PUBLISHED: 17:26 10 September 2008 | UPDATED: 14:08 10 May 2010

Crack cocaine

Crack cocaine

DRUGS is a word that encapsulates many parents biggest fears for their children. Whether they become socially dependent on cannabis or hooked on crack, it is every parent s nightmare to discover that their child has become addicted to drugs. Drug use can

DRUGS is a word that encapsulates many parents' biggest fears for their children.

Whether they become socially dependent on cannabis or hooked on crack, it is every parent's nightmare to discover that their child has become addicted to drugs.

Drug use can ruin families, lay waste to young people's prospects and destroy both mental and physical health, of that there is no doubt. But parts of the media could sometimes be accused of hysteria on the subject, of not covering drug-related stories in a responsible and reasonable way.

Who could forget Chris Morris' inspired Brass Eye episode satirising the media's attitude towards drugs through the fictitious substance 'Cake'? Politicians and celebrities were all too keen to participate in the programme, mindlessly jumping on the anti-drugs bandwagon despite being told the very substance they were warning against was a 'made-up drug'.

Fortunately parents can get a more realistic idea of how drugs can affect their children at a talk taking place on Tuesday and a six-session course beginning on Thursday October 9.

Tuesday's talk, taking place in Saffron Screen at 7pm, will be given by Karen Richardson, an experienced counsellor with firsthand experience of parenting a child on drugs.

Karen's daughter Georgie started snorting cocaine when she was 14; by 16 she was hopelessly addicted to crack and had been thrown out of the home.

Karen's experience of her daughter's ordeal, and their eventual overcoming of it, has given her a great perspective on drug use among teenagers which she now shares with concerned parents at talks such as the one on Tuesday.

The talk is being held in aid of charity Homestart Uttlesford. Tickets, at £10, are available from Saffron Walden Tourist Information Centre.

Then on October 9, the course 'How to Drug-Proof Your Kids' begins at Saffron Walden Baptist Church.

Kirstie Mattholie, who is running the course in conjunction with Angela Sabey, said: "I think every parent is concerned about this issue and they will find the course very helpful in allaying fears and building relationships with their children."

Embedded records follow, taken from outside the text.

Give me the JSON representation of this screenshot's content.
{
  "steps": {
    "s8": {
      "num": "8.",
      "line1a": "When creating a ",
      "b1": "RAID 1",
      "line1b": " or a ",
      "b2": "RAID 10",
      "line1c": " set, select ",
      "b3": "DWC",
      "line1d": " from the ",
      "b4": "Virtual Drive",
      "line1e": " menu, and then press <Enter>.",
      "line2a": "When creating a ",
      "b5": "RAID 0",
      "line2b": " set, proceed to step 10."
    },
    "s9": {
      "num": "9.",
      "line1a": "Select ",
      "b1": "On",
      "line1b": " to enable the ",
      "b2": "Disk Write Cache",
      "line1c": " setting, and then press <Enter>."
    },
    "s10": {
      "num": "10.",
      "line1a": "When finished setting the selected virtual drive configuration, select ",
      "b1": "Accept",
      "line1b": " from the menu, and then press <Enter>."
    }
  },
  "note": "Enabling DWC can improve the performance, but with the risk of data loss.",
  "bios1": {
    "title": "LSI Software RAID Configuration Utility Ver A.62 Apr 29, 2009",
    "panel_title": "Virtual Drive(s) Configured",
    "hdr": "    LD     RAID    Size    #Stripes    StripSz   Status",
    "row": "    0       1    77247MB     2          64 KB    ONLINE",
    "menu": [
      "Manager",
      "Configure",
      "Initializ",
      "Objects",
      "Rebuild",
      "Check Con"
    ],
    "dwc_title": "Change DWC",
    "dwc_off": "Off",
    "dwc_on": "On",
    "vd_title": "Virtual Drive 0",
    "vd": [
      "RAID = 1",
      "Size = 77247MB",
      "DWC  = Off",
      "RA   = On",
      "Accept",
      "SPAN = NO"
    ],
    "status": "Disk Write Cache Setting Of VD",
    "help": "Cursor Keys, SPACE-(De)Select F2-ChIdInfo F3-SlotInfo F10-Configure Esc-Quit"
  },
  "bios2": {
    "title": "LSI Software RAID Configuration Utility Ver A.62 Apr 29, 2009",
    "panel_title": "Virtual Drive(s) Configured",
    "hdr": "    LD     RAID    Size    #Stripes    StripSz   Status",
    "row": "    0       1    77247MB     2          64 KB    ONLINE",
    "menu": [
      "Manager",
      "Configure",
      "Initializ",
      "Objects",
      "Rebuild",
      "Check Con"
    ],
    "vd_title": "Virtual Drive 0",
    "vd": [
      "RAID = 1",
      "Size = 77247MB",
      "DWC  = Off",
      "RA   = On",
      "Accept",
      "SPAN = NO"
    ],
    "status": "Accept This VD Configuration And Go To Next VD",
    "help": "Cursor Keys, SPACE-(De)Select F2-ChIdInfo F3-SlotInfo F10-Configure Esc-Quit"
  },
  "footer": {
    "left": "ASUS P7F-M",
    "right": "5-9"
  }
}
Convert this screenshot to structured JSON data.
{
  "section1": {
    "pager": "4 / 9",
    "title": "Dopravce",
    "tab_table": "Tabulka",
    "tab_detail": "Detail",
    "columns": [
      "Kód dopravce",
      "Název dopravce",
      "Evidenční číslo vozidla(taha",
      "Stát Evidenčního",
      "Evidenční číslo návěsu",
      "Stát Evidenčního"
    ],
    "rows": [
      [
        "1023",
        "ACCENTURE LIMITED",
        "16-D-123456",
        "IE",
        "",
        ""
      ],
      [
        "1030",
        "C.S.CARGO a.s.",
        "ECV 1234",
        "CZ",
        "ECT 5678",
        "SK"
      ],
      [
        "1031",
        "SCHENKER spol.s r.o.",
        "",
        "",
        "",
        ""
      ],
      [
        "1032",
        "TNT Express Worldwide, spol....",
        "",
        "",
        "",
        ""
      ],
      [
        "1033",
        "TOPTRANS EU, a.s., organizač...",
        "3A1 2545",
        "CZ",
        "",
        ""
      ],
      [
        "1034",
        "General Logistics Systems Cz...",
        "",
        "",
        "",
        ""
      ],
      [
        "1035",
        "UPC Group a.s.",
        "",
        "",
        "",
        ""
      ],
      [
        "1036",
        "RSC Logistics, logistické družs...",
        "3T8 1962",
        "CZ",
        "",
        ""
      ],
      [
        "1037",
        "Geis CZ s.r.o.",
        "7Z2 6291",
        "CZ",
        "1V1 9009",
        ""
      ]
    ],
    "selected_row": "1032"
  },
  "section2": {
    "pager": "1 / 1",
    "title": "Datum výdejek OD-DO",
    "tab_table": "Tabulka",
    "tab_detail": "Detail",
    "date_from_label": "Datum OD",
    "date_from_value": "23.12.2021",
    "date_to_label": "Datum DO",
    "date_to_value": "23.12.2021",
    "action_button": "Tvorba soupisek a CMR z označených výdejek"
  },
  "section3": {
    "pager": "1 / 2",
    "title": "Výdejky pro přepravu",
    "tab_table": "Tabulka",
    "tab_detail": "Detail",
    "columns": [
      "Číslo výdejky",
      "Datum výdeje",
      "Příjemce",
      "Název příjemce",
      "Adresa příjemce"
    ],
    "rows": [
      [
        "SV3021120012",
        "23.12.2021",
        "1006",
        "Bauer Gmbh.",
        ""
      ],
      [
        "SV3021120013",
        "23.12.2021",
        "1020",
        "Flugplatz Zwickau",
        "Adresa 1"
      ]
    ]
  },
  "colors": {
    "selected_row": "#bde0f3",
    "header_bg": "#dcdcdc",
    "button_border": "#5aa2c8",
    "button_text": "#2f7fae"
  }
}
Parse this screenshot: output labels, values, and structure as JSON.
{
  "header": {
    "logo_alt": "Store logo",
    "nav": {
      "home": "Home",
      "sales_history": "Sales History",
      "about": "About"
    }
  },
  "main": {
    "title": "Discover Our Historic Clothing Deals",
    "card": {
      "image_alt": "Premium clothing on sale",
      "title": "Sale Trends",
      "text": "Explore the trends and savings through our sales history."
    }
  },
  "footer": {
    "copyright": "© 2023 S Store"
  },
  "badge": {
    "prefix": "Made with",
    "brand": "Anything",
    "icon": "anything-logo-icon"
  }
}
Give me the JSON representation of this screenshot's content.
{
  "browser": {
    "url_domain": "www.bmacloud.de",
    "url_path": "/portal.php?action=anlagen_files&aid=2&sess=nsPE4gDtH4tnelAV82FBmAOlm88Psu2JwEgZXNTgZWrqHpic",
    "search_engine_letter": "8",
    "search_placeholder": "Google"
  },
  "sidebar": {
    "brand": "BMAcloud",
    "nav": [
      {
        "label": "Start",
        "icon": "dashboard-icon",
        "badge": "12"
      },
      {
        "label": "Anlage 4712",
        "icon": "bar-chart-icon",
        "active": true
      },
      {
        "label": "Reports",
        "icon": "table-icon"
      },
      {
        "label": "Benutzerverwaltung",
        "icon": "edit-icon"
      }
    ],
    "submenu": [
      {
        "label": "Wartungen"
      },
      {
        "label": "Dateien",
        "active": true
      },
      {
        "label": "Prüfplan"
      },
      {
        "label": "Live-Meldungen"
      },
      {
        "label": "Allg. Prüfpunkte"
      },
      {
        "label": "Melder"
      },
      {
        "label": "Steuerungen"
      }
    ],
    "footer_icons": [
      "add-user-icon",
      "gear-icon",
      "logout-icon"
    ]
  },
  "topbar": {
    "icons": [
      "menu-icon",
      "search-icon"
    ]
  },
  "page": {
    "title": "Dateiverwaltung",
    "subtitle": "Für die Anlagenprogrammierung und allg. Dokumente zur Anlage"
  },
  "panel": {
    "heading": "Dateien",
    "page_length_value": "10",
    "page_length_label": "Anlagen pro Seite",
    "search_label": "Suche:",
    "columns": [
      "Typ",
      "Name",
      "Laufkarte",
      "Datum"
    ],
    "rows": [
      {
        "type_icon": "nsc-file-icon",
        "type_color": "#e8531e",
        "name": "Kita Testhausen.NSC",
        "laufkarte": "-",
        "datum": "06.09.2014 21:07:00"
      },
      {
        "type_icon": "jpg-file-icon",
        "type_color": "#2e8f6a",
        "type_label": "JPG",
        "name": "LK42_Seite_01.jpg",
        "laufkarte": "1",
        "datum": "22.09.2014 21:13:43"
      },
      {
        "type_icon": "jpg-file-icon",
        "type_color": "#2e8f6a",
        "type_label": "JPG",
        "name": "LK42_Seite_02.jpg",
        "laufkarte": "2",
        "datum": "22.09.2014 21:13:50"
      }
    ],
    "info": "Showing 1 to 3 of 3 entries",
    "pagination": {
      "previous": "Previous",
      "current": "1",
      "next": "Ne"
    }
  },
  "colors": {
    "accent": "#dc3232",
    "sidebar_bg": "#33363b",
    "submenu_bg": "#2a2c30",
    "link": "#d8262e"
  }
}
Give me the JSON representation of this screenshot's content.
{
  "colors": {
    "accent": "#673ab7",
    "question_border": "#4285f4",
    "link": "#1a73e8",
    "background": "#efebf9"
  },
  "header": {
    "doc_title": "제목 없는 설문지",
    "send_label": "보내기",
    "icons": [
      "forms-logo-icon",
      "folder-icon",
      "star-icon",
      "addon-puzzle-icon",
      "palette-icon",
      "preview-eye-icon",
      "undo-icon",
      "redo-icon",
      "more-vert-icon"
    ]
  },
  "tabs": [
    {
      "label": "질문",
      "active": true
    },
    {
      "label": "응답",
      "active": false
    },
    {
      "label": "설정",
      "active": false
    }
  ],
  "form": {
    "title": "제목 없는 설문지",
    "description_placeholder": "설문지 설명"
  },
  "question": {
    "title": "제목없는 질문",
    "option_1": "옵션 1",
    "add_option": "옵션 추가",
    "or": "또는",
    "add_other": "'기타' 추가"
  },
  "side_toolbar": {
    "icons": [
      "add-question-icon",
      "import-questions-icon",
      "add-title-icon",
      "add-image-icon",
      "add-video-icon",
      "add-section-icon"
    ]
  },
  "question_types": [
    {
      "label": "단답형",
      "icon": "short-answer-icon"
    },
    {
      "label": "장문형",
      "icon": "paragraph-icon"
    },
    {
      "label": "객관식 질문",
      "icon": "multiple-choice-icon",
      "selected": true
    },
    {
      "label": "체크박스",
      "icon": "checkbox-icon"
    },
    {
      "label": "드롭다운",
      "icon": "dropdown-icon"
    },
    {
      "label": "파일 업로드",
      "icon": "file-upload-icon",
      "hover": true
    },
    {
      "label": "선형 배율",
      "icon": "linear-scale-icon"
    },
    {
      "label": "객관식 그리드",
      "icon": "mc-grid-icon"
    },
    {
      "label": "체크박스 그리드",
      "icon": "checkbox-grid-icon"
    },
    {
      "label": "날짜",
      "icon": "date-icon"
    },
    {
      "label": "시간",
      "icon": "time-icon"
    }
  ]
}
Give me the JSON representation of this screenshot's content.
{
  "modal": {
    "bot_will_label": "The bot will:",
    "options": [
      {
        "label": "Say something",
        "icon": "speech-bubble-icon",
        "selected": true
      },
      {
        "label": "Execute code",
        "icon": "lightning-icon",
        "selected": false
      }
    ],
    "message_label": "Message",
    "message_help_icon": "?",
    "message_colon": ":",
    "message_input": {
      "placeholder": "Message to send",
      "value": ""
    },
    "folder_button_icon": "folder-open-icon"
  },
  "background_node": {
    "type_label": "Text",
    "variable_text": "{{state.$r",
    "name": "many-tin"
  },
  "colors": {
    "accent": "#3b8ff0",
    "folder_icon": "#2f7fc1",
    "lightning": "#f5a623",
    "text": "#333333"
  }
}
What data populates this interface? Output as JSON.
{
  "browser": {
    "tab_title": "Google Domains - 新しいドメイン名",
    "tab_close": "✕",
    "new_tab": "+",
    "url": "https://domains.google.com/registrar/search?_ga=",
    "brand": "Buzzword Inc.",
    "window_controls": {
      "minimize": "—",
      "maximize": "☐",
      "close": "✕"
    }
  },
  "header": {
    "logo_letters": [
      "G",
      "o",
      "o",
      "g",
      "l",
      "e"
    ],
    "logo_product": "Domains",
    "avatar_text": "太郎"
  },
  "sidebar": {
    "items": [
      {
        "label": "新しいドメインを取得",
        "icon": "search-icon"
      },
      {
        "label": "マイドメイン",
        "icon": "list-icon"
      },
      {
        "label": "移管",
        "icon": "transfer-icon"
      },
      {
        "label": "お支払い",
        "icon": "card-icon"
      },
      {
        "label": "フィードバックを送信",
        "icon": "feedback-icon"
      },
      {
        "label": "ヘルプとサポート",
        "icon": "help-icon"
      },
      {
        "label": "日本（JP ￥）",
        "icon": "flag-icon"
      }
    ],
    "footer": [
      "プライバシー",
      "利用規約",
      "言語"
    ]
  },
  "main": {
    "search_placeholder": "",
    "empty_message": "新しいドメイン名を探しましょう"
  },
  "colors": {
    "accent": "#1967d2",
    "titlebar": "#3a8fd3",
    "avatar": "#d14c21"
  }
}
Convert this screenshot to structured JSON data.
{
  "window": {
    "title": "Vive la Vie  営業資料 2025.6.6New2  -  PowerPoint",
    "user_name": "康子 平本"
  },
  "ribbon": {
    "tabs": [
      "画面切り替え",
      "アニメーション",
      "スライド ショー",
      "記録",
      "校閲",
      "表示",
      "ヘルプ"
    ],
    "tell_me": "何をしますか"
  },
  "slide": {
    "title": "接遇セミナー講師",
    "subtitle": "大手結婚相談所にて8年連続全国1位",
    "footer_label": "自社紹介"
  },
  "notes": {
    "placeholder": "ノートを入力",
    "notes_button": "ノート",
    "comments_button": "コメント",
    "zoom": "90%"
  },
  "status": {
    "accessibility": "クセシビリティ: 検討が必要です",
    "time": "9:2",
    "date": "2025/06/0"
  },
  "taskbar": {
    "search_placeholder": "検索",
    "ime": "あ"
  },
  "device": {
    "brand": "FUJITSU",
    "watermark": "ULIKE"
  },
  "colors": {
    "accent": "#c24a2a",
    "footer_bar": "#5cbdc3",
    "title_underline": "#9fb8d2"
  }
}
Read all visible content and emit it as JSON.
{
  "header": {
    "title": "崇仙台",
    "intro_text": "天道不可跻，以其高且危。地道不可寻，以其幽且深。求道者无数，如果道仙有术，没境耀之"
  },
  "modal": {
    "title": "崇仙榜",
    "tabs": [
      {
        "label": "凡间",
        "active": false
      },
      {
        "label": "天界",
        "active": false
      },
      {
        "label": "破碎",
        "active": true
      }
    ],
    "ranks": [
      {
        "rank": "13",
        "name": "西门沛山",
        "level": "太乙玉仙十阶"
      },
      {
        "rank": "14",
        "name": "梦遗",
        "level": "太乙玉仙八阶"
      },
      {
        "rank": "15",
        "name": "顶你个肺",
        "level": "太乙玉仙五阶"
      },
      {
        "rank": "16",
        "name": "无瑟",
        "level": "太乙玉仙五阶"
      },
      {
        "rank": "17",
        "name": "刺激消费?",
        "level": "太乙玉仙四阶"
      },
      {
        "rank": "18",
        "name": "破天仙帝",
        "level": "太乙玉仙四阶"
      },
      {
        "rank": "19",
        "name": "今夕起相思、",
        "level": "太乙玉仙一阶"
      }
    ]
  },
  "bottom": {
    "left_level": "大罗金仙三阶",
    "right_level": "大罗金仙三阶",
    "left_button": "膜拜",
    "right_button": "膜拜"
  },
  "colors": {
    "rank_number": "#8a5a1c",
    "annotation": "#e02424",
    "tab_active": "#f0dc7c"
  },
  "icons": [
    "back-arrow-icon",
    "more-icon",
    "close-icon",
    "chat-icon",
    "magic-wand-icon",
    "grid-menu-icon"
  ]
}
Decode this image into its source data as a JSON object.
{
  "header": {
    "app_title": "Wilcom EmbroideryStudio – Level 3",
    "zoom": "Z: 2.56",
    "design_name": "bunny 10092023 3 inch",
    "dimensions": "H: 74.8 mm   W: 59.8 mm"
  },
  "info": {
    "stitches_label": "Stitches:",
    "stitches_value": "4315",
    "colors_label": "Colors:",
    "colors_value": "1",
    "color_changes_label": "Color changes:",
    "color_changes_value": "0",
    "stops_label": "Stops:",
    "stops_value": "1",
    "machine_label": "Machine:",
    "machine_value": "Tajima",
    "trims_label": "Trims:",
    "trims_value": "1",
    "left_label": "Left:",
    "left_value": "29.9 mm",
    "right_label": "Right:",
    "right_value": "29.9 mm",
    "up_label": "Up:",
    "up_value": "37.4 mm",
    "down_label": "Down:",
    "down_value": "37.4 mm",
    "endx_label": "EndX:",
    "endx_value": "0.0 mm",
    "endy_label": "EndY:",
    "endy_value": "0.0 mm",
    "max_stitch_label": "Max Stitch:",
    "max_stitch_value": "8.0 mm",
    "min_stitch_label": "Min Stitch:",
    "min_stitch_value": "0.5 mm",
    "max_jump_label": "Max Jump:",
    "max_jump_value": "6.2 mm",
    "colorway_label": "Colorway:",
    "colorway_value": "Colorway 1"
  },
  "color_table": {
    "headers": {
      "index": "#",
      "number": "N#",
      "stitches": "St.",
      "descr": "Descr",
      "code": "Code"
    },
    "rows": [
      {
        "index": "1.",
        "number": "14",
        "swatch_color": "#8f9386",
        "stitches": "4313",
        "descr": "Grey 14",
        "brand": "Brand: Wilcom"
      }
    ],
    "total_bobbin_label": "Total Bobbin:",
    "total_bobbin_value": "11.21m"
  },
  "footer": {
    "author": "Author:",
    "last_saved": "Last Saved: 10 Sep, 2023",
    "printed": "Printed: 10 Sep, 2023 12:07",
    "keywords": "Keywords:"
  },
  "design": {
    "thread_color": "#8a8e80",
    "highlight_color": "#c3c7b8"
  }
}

The six-session course costs just £15, which will cover refreshment and materials costs. It has been designed for parents of children aged nine to 13.

The first session runs from 7.30pm to 9.30pm. Booking is essential - call Kirstie on 01799 522230, Angela on 01799 501963 or e-mail a.sabey@btinternet.com to register an interest.

Most Read

Most Read

Latest from the Saffron Walden Reporter